TASK DATA:

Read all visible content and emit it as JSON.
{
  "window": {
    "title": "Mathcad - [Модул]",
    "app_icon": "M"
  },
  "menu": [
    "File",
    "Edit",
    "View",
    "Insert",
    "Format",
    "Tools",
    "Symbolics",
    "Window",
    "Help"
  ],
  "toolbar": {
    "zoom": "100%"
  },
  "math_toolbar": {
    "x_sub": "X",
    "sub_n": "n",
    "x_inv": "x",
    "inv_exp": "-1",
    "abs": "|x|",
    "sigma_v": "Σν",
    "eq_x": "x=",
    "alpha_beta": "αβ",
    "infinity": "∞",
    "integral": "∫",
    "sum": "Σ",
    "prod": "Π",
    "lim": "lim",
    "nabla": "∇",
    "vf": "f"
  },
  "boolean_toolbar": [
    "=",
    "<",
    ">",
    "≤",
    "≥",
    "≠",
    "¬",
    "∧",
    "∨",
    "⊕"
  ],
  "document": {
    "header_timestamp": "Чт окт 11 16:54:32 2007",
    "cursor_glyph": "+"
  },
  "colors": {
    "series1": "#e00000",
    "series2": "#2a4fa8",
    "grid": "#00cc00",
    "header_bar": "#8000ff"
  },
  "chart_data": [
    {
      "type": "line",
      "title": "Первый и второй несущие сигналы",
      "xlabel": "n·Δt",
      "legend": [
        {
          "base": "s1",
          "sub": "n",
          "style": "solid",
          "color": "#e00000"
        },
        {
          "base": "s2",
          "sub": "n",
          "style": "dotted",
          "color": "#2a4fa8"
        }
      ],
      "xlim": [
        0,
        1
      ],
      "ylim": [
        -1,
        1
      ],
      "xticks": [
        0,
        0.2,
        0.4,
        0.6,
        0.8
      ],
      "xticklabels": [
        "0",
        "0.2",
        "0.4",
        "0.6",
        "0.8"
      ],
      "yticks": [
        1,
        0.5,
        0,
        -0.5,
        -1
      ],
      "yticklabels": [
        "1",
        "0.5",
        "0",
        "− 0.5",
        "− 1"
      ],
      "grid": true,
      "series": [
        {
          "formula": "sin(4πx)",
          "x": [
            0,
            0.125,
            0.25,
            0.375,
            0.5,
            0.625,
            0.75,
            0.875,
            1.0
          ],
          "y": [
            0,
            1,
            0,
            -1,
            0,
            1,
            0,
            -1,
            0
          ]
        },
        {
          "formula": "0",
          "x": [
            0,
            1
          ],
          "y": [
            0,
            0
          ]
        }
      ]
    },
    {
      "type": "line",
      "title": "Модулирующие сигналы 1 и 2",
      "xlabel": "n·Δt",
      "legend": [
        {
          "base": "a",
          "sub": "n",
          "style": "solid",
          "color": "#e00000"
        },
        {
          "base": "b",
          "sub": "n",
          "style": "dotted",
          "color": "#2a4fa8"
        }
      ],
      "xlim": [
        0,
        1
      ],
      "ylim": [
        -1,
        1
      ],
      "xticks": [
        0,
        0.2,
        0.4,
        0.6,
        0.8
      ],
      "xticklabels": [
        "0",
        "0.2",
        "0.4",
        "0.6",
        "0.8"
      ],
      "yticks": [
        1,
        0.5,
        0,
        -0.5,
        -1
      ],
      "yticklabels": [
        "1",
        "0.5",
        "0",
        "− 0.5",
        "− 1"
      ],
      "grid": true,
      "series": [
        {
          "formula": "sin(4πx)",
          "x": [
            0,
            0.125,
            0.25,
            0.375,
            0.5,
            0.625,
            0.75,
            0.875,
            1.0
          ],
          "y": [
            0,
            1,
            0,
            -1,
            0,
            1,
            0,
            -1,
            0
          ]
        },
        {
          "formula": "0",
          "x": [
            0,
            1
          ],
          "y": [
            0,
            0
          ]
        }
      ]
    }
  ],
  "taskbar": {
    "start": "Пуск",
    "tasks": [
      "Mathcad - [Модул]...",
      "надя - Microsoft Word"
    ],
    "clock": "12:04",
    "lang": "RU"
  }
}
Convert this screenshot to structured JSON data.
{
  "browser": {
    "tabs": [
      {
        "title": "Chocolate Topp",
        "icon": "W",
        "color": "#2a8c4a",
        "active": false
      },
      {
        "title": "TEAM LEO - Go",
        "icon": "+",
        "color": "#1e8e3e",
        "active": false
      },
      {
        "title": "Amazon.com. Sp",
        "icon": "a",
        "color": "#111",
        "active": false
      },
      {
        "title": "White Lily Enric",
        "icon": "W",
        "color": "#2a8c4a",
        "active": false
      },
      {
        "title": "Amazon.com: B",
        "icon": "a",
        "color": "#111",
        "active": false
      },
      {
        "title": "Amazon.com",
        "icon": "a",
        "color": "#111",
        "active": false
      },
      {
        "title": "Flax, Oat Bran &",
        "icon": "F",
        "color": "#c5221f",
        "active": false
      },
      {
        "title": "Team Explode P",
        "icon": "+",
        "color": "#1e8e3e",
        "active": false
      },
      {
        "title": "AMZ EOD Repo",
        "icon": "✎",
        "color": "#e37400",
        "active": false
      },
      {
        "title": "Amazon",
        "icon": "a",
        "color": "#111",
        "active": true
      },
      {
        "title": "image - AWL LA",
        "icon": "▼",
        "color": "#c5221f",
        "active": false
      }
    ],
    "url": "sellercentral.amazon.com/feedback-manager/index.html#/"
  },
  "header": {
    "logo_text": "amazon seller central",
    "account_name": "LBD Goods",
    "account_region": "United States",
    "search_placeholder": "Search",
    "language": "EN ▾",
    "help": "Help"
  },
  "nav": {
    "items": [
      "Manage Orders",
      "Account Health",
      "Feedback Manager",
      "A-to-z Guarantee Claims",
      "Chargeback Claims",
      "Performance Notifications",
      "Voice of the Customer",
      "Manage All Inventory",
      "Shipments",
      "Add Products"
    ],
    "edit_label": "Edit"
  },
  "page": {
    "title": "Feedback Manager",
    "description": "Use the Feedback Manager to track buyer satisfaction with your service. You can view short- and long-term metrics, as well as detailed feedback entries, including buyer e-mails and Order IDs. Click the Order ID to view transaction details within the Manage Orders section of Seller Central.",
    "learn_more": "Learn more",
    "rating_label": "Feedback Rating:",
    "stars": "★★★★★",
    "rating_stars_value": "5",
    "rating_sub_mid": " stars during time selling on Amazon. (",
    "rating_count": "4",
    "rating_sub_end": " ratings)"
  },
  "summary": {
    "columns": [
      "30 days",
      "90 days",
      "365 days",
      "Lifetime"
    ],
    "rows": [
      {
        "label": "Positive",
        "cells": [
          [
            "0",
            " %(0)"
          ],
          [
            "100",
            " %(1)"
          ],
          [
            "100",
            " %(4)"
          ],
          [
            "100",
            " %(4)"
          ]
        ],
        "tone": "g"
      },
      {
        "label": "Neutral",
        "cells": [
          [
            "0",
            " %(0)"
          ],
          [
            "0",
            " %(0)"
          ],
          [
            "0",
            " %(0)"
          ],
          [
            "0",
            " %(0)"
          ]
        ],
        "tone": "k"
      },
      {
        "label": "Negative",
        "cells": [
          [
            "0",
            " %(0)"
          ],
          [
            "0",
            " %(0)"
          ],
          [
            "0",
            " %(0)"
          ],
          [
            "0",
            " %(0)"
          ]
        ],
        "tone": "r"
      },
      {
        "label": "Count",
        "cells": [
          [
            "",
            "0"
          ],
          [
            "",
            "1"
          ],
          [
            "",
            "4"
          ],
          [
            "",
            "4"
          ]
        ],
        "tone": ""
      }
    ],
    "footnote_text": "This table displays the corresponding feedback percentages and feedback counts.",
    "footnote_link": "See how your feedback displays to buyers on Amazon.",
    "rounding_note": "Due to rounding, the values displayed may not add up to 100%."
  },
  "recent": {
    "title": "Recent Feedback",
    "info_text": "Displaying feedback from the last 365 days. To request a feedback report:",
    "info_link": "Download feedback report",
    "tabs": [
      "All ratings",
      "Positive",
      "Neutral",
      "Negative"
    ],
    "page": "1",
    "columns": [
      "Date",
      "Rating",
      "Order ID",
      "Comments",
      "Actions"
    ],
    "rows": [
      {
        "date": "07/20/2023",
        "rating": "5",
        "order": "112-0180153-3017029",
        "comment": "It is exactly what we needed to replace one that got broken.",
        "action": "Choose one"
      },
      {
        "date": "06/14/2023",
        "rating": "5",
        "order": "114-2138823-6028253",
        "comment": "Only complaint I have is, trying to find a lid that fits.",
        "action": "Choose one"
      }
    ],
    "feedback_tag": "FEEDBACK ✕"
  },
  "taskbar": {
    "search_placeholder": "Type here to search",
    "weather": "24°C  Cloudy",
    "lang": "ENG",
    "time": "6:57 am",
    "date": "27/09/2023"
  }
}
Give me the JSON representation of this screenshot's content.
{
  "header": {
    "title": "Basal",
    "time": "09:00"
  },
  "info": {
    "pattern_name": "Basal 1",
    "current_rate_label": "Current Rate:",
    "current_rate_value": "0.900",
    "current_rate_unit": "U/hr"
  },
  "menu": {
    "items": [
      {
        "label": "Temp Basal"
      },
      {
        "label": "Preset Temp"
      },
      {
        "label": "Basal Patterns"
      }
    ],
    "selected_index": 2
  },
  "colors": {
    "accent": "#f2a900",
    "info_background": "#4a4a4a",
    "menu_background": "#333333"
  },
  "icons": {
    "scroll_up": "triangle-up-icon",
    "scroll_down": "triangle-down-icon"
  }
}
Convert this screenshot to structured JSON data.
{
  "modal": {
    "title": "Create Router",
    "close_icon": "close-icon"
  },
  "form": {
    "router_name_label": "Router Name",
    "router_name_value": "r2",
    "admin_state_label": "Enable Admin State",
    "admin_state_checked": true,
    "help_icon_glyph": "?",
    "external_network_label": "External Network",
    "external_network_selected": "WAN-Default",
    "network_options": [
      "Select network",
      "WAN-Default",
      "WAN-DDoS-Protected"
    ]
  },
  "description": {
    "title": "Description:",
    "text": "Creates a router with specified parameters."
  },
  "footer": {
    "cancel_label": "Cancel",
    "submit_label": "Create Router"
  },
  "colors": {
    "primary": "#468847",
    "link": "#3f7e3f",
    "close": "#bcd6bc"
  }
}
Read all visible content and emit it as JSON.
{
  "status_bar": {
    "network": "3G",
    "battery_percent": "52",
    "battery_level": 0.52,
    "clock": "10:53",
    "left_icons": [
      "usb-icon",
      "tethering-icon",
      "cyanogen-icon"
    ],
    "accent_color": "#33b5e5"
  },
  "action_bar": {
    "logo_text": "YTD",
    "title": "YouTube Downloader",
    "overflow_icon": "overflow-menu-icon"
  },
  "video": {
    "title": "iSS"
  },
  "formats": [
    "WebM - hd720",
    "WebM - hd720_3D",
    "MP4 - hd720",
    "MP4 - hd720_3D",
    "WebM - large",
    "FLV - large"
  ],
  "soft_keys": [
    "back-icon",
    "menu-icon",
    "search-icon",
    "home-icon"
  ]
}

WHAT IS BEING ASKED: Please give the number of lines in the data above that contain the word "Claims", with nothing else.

FINISHED TASK: 2